Forgotten Author of the Week - Arthur Ransome

Born in 1884 in Leeds, Arthur Mitchell Ransome was an English author and journalist, best known for writing the Swallows and Amazons series for children. Ransome received a formal education first in Windemere and then at Rugby School (where he lived in Lewis Carroll's study room) but he hated it, due to poor vision, lack of athletic skills, and not so great grades. Later he attended Yorkshire College, his father's college and studied chemistry. His father died in 1897 and had a lasting impact on Ransome. Eventually Ransome abandoned college and began working as a writing, getting a few low-paying jobs at publishing companies and magazines.

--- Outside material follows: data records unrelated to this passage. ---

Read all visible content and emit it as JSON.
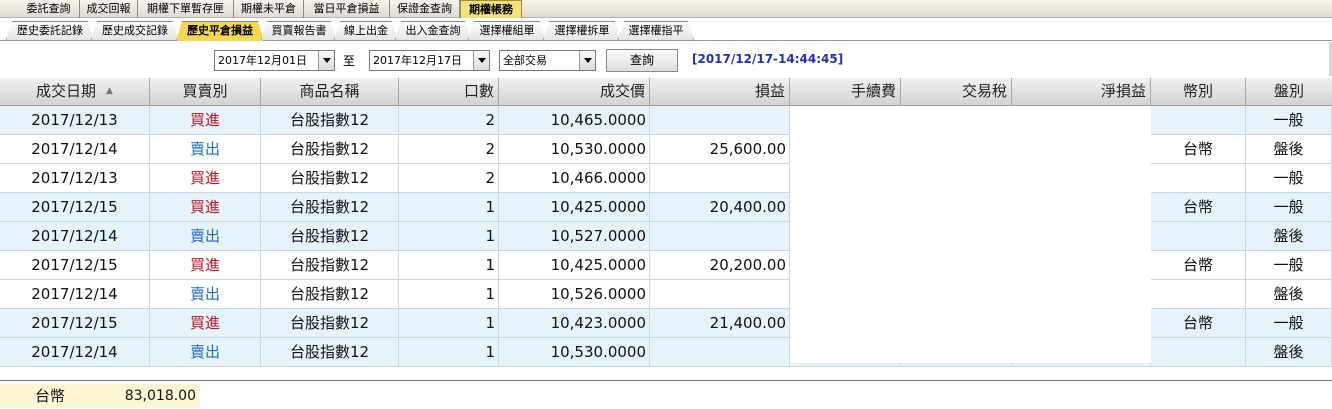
{
  "top_tabs": [
    {
      "label": "委託查詢",
      "active": false
    },
    {
      "label": "成交回報",
      "active": false
    },
    {
      "label": "期權下單暫存匣",
      "active": false
    },
    {
      "label": "期權未平倉",
      "active": false
    },
    {
      "label": "當日平倉損益",
      "active": false
    },
    {
      "label": "保證金查詢",
      "active": false
    },
    {
      "label": "期權帳務",
      "active": true
    }
  ],
  "sub_tabs": [
    {
      "label": "歷史委託記錄",
      "active": false
    },
    {
      "label": "歷史成交記錄",
      "active": false
    },
    {
      "label": "歷史平倉損益",
      "active": true
    },
    {
      "label": "買賣報告書",
      "active": false
    },
    {
      "label": "線上出金",
      "active": false
    },
    {
      "label": "出入金查詢",
      "active": false
    },
    {
      "label": "選擇權組單",
      "active": false
    },
    {
      "label": "選擇權拆單",
      "active": false
    },
    {
      "label": "選擇權指平",
      "active": false
    }
  ],
  "query": {
    "start_date": "2017年12月01日",
    "to_label": "至",
    "end_date": "2017年12月17日",
    "trade_type": "全部交易",
    "search_button": "查詢",
    "timestamp": "[2017/12/17-14:44:45]"
  },
  "table": {
    "columns": [
      "成交日期",
      "買賣別",
      "商品名稱",
      "口數",
      "成交價",
      "損益",
      "手續費",
      "交易稅",
      "淨損益",
      "幣別",
      "盤別"
    ],
    "sort_indicator": "▲",
    "rows": [
      {
        "date": "2017/12/13",
        "side": "買進",
        "product": "台股指數12",
        "qty": "2",
        "price": "10,465.0000",
        "pnl": "",
        "currency": "",
        "session": "一般"
      },
      {
        "date": "2017/12/14",
        "side": "賣出",
        "product": "台股指數12",
        "qty": "2",
        "price": "10,530.0000",
        "pnl": "25,600.00",
        "currency": "台幣",
        "session": "盤後"
      },
      {
        "date": "2017/12/13",
        "side": "買進",
        "product": "台股指數12",
        "qty": "2",
        "price": "10,466.0000",
        "pnl": "",
        "currency": "",
        "session": "一般"
      },
      {
        "date": "2017/12/15",
        "side": "買進",
        "product": "台股指數12",
        "qty": "1",
        "price": "10,425.0000",
        "pnl": "20,400.00",
        "currency": "台幣",
        "session": "一般"
      },
      {
        "date": "2017/12/14",
        "side": "賣出",
        "product": "台股指數12",
        "qty": "1",
        "price": "10,527.0000",
        "pnl": "",
        "currency": "",
        "session": "盤後"
      },
      {
        "date": "2017/12/15",
        "side": "買進",
        "product": "台股指數12",
        "qty": "1",
        "price": "10,425.0000",
        "pnl": "20,200.00",
        "currency": "台幣",
        "session": "一般"
      },
      {
        "date": "2017/12/14",
        "side": "賣出",
        "product": "台股指數12",
        "qty": "1",
        "price": "10,526.0000",
        "pnl": "",
        "currency": "",
        "session": "盤後"
      },
      {
        "date": "2017/12/15",
        "side": "買進",
        "product": "台股指數12",
        "qty": "1",
        "price": "10,423.0000",
        "pnl": "21,400.00",
        "currency": "台幣",
        "session": "一般"
      },
      {
        "date": "2017/12/14",
        "side": "賣出",
        "product": "台股指數12",
        "qty": "1",
        "price": "10,530.0000",
        "pnl": "",
        "currency": "",
        "session": "盤後"
      }
    ]
  },
  "summary": {
    "currency": "台幣",
    "total": "83,018.00"
  },
  "colors": {
    "buy": "#c4162a",
    "sell": "#1d6fc4",
    "row_alt": "#e6f3fa",
    "active_tab": "#f3d850",
    "timestamp": "#2030c0"
  },
  "icons": {
    "sort": "sort-ascending-icon",
    "dropdown": "chevron-down-icon"
  }
}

Ransome's first book, Bohemia in London came out in 1907. Two years later Ransome married Ivy Constance Walked and they had one daughter, Tabitha. It was not a happy marriage though and they eventually divorced in 1924. At one point Ransome became embroiled with Oscar Wilde as he wrote about Wilde and Douglas' affair together. It was a

ll rather scandalous, but Ransome won in the end.

During World War I, Ransome worked as a war correspondent mostly covering Russia where he had done some studying for a book on folk tales. Ransome wrote down these experiences in another book published right after the war ended. He remarried Evgenia who he met in Russia and moved her o England where he continued to write on foreign affairs.

Once Ransome had settled down, he decided to write a children's book, Swallows and Amazons in 1929. He immediately earned the reputation of being one of England's best children's writers. Apparently, he based the Walker children (the "Swallows") in the book in part on the Altounyan family who he had a long-standing friendship with. He later denied

the connection, claiming that he only used their names, not their personalities. It upset him that people did not regard the characters as original creations.

Ransome's writing is noted for his detailed descriptions of activities. Although he used many actual places, he invented his own geography. His interest in sailing also became part of his books. A few of the books in the series have a more fantastical feeling about them. The experiences Ransome had traveling around the world can be found in many of his books, from the Amazon to China to Russia.

Swallows ans Amazons was so popular that it inspired a number of other authors to write in a similar vein: mostnotably two schoolchildren, Pamela Whitlock and Katharine Hull who wrote The Far-Distant Oxys, and adventure story set on Exmoor. Whitlock sent her manuscript to Ransome in 1937 who then convinced his publisher to print it.